2014-15 368.0 318 0.843 50
2015-16 436.0 397 0.879 48
Difference 68.0 79 0.036 -2

Again, we’re basically in “no change” territory, but that’s misleading, because while the overall line stayed about the same, the individual components shifted dramatically.

Under former head coach Dallas Eakins, Edmonton made significant strides both in a) avoiding penalties and b) reducing shots against on the penalty kill. Those strengths weakened following his dismissal early in 2014-15, and the downward trend has continued in the new season.

Edmonton actually got worse by about eight goals due to playing an extra hour on the penalty kill, and decreased by a further two goals thanks to allowing more shots against. Fortunately for the Oilers, goaltending improved in a major way, saving the team an additional 12 goals and offsetting declines in all other areas.

Bottom Line: Two-goal improvement.



Offensively, Edmonton was basically stagnant, improving by the tiniest amount. Despite injuries, improvements in personnel season over season (most notably the arrival of Connor McDavid and the emergence of Leon Draisaitl) make this status quo result highly disappointing. We’ll get into player results a little later in this series, but right now I think it’s fair to say that the perceived boost due to the new coaching staff never came to pass.

Defensively, the Oilers improved mightily, both on the penalty kill and at even-strength. I tend to think this is mostly (though not entirely) attributable to the presence of Talbot, given that neither of Edmonton’s other goalies was particularly good this season; Anders Nilsson’s performance came halfway between Ben Scrivens/Viktor Fasth and Richard Bachman’s late-season work, while Laurent Brossoit’s numbers were inferior to any of those players.

There is a lot of work to be done. Goaltending seems to have been mostly nailed down, but Edmonton remains a poor puck-possession team and a team that struggles to execute on the opportunities it gets both at even-strength and on the power play.

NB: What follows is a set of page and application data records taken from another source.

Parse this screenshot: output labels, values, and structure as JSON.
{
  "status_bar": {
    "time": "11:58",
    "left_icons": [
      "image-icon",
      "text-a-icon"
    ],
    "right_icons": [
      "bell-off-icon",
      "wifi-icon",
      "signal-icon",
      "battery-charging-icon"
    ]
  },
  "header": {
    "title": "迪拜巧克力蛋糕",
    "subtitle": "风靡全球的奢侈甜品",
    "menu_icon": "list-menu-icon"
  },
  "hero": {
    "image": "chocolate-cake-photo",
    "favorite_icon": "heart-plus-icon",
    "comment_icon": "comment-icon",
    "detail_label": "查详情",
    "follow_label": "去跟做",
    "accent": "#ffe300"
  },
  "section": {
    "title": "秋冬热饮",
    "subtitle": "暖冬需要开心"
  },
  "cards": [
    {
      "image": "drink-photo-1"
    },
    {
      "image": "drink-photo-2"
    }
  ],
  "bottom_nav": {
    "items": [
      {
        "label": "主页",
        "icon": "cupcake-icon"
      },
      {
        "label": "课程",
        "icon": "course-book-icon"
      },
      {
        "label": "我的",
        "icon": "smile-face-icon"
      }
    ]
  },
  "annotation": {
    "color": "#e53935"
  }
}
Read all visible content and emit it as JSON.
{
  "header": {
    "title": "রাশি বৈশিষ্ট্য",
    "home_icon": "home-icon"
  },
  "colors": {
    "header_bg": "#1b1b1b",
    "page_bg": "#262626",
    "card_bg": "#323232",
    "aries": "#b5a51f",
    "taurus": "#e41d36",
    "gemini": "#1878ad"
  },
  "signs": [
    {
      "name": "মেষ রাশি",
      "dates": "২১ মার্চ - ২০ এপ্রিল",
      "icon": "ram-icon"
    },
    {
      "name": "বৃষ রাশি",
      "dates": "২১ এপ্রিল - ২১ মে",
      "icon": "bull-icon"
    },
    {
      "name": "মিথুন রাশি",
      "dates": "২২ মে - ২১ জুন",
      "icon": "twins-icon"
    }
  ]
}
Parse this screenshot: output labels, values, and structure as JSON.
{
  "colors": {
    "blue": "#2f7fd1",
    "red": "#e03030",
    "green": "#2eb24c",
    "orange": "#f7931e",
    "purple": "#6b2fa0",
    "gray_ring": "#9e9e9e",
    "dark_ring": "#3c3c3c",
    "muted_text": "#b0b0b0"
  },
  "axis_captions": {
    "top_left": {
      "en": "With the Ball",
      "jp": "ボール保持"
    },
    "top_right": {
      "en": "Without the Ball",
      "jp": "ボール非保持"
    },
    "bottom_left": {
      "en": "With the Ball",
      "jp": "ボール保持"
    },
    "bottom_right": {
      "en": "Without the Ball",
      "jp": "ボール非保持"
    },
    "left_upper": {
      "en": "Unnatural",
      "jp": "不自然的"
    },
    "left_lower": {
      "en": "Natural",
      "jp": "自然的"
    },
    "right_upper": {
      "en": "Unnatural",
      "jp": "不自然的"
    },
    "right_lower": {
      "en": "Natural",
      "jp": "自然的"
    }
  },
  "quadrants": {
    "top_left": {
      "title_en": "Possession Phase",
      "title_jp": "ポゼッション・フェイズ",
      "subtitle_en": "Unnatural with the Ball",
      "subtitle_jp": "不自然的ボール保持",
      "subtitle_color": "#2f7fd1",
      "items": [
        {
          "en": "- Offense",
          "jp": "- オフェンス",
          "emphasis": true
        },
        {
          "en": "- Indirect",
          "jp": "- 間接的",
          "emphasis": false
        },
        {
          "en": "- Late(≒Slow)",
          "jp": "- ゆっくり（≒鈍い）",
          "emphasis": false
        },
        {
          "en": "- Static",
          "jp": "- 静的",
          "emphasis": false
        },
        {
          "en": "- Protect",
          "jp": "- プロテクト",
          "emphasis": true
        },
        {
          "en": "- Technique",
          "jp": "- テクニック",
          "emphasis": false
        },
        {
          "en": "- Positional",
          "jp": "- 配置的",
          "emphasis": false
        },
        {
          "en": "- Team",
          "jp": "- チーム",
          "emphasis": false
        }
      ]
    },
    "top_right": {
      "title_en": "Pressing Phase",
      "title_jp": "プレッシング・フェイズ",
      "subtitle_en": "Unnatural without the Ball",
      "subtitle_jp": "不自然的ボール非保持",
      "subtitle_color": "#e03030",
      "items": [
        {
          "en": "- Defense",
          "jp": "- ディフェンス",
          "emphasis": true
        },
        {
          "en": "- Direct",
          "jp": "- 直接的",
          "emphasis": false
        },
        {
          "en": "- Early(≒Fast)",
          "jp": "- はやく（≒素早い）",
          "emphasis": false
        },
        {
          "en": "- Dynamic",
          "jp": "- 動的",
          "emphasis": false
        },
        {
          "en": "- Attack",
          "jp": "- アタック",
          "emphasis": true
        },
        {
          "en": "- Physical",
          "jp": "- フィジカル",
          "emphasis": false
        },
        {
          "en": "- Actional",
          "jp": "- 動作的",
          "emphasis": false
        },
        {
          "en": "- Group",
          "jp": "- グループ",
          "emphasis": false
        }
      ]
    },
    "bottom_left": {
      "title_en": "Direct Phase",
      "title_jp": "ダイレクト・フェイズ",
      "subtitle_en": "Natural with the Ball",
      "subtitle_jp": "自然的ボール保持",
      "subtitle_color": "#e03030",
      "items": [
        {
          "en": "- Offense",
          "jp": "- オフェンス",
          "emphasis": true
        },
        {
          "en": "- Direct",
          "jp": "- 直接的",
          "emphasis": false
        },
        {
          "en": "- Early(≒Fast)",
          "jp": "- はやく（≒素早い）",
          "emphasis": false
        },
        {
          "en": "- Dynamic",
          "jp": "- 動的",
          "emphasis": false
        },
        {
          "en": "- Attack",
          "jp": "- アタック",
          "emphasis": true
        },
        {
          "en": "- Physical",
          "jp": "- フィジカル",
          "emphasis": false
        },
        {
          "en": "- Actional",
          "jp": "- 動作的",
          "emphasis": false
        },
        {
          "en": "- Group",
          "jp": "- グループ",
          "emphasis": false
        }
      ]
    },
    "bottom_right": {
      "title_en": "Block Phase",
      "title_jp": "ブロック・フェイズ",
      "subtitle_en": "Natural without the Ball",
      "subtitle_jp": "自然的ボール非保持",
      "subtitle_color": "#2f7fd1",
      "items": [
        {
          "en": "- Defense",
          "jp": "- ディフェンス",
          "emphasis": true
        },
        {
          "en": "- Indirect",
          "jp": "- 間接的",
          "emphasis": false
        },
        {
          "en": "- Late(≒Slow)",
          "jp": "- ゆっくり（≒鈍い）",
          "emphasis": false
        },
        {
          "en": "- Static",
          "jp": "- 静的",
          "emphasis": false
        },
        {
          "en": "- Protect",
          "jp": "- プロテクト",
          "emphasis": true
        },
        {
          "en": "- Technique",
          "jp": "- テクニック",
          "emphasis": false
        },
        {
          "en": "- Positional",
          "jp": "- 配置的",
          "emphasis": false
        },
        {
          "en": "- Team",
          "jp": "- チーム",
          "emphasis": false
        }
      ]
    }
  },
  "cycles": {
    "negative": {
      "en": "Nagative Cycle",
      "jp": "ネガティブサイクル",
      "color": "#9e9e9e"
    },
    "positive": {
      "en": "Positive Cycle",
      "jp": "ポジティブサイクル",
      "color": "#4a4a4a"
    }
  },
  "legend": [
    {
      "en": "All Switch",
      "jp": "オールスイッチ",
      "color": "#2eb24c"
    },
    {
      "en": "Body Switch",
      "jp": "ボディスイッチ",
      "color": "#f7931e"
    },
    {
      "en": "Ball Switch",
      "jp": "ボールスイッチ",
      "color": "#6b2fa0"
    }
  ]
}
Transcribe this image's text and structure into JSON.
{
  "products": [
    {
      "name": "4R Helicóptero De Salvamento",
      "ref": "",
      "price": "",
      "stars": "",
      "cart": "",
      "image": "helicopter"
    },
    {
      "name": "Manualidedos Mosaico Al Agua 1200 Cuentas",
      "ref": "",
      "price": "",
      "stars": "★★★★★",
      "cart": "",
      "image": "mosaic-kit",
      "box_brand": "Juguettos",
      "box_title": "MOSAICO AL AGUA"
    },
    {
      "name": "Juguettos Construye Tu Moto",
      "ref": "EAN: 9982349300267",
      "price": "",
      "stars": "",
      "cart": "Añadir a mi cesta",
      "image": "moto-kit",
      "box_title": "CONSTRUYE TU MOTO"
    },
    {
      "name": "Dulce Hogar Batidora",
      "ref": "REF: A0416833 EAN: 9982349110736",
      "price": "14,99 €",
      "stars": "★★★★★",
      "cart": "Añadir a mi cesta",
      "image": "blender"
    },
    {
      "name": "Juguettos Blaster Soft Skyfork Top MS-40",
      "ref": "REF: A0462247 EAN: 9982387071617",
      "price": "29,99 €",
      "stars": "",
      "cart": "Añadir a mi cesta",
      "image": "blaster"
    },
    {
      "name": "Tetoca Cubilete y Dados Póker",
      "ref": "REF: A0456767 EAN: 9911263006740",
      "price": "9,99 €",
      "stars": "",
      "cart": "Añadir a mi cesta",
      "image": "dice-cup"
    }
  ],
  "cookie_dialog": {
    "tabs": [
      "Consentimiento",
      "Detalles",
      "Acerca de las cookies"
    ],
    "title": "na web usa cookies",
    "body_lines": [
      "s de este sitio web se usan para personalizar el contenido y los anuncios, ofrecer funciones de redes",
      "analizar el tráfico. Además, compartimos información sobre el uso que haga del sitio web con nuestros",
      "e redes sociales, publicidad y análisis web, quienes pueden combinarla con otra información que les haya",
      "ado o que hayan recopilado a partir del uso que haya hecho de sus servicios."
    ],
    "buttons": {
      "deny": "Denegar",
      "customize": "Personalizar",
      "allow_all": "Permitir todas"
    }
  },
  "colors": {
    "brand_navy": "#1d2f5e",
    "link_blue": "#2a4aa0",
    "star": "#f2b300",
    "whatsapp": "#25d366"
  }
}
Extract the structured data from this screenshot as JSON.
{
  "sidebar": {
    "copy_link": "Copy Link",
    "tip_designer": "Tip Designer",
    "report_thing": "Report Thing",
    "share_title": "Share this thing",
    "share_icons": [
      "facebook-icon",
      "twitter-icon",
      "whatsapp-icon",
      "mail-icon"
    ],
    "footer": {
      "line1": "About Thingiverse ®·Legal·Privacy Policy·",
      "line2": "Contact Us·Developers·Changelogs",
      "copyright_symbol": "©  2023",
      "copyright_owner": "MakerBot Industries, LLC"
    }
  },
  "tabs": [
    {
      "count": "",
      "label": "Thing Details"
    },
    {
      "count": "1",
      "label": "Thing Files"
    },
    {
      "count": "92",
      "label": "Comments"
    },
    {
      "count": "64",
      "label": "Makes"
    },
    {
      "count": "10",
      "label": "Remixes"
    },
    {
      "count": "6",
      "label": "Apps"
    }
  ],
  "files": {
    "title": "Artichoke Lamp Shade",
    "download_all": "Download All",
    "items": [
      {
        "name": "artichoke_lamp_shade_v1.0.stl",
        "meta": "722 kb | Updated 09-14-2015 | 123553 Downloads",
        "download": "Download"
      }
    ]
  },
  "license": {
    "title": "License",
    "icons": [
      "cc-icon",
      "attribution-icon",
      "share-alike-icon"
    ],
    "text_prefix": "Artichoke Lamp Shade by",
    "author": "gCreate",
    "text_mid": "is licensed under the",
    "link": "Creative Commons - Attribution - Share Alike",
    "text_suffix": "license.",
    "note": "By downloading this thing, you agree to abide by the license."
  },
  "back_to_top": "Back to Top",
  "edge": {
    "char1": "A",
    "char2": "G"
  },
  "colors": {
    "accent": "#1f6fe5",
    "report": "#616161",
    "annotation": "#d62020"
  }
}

Breakdowns courtesy of stats.hockeyanalysis.com. 


  • S cottV

    I am encouraged from the PC media availability, that he is going to improve the d corps and continue to go bigger and or harder to play against.

    He wouldn’t come out and say it, but – not to difficult to read between the lines, that one or two of Eberle, Hall and Nuge will need to be traded to get the d corps addressed. He said “I could trade the #1 pick, like he wasn’t going to trade the #1 pick.

    Also – pretty clear that PC was not happy with Yak and his agent, over what transpired at the trade dead line. Yak is as good as gone and I hope it happens sooner than later, so we can all put this behind us. Yak is about the furthest thing away from what PC wants and I couldn’t agree more.

    Not sure the PC is gonna like what Hall said to conclude the season. “Difficult to see any light at the end of the tunnel?” I don’t know. The guy is either real dumb or is real clever about trying to get his name on the Yak outta here list.

    • oilerjed

      I had to listen to his interview to hear this. To be fair he was answering the question as to how he feels right now at the end of the season.
      His answer was that “it is hard to see the light at the end of the tunnel, right now”
      I didnt read anything nefarious in his comment.

  • Ed in Edmonton 1

    When I listen to PC he provides logical and understandable answers. Whenever I heard MacT as GM he always seemed to be trying to sell a bill of goods. Everything from `bold moves`to `Norris trophy potential` to his defence of Eakins due to `constant messaging`.

  • Petrolero

    I think a big part of the reason the offense is stagnant is the lack of point production from the back end. Articles written about it have said the Oilers are far away from even the average in that department.

  • Hawk E. Pashyn

    Nail Yakupov conversation: Yak is going to be a star in the NHL. I didn’t say defensive gem, though he is FINALLY beginning to get “it”; I mean he’s going to be an offensive star. The real question is where.